⑧ The free CAN Log Viewer program requires an NMEA 2000 Wi-Fi Gateway or NMEA 2000 USB Gateway as a hardware interface to NMEA 2000. It can also display log files of Engine Gateway YDEG-04 and Raymarine chart plotters. This program allows viewing messages at the network level, see decoded NMEA 2000 and J1939 messages (so you can check what data transmitted by your engine), changing the settings of NMEA 2000 devices and updating firmware of our sensors.
The new version can work in 12V and 24V circuits with 28V maximum allowed voltage.
The Smart Relay allows you to avoid replacing a two-conductor wire with a three-conductor, or a two-position switch with three-position switch. This situation can arise, for example, when you are adding a floating switch to the bilge pump and wish to save the manual pump control in addition to automatic control. In this case, you need a three position switch (OFF-ON-AUTO) and a three-conductor wire. Click here, to learn how elegantly it can be solved with the Smart Relay. No rewiring and no changes in your switch panel!
The first versions of the Smart Relay were designed for 12V circuits with an allowed maximum of 16V. In May 2018, we improved the scheme for work in 24V circuits with 28V maximum allowed voltage. Dealers started receiving the new devices in June, and now all dealers have the new version. The actual device voltage is specified in the User Manual supplied with the device.

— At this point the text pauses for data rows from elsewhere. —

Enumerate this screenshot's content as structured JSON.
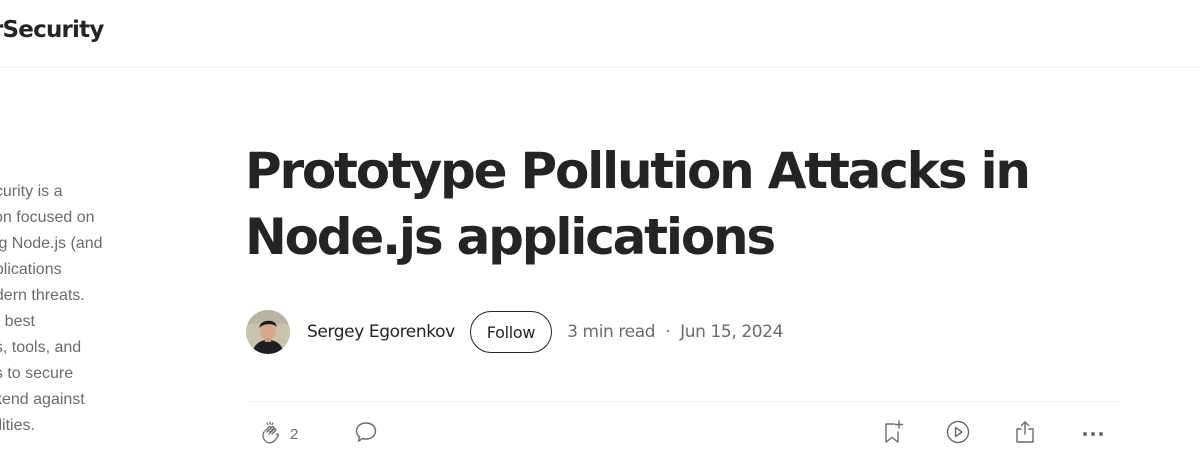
{
  "header": {
    "publication": "rSecurity"
  },
  "sidebar": {
    "description_lines": [
      "ecurity is a",
      "tion focused on",
      "ing Node.js (and",
      "pplications",
      "odern threats.",
      "er best",
      "es, tools, and",
      "es to secure",
      "ckend against",
      "bilities."
    ]
  },
  "article": {
    "title_lines": [
      "Prototype Pollution Attacks in",
      "Node.js applications"
    ],
    "author": "Sergey Egorenkov",
    "follow_label": "Follow",
    "read_time": "3 min read",
    "separator": "·",
    "date": "Jun 15, 2024"
  },
  "actions": {
    "clap_count": "2",
    "icons": [
      "clap-icon",
      "comment-icon",
      "bookmark-add-icon",
      "listen-play-icon",
      "share-icon",
      "more-icon"
    ]
  }
}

All updates include bi-directional conversion between NMEA 2000 PGN 127233 "Man Overboard Notification (MOB)" and the MOB sentence of NMEA 0183. These messages are supported in Expedition 10 and Coastal Explorer (both NMEA 2000 PGN and NMEA 0183 sentence), used in some MOB monitoring systems, but we failed to find any chart plotters with its support.
Proximity alarms are not as popular as AIS/DSC beacons, and Raymarine even stop manufacturing their LifeTag. It is a bit sad, because proximity alarms can be much smaller and cheaper than AIS/DSC beacons. Support of MOB messages in chart plotters could reduce the cost of the base station and make such devices more affordable.
All updates also include conversion of NMEA 2000 exhaust gas temperature to a NMEA 0183 XDR sentence. This feature was added especially for our upcoming NMEA 2000 Exhaust Gas Sensor, which can measure temperatures up to 800 °C (1472 °F). This product will be available in the next two weeks.
The most awaited features were added to Web Gauges for NMEA 2000 Wi-Fi Gateway. We extended the list of engine data supported and added adjustable round gauge for pressure (it can show oil pressure, fuel pressure, etc.). Now you can monitor 16 parameters from one or two engines, 16 batteries and 16 tanks of 8 types. The full list is available here. In the screenshot above you can see RPM with the fuel rate, engine oil temperature and pressure, coolant temperature and pressure, and alternator voltage. You can change the layout, change data bars, and adjust the range on round gauges.
Web Gauges is actually an HTML page of our Wi-Fi Gateway. They allow viewing of NMEA data right from a browser, without any apps installed. Many of our customers are using Wi-Fi Gateway to see engine data on a smartphone or tablet instead of old gauges, as well as integrating tablets into the cabin interior to use them instead of instrument displays. In the next update we are planning to add a trim indicator, an engine load data bar and engine alarms.
The update of NMEA 0183 Gateway includes conversion of MDA, MTW, MWD and VWR sentences to the corresponding NMEA 2000 messages. The reverse conversions were implemented in the first versions. USB Gateway and NMEA 2000 Wi-Fi Gateway already support bi-directional conversion of these messages. Now, all three gateways support the same set of NMEA 2000 messages and NMEA 0183 sentences.
- Engine Gateway firmware updates / September 23, 2018
- New product: NMEA 0183 Wi-Fi Router / August 24, 2018
- Engine Gateway's firmware update 1.22 / August 22, 2018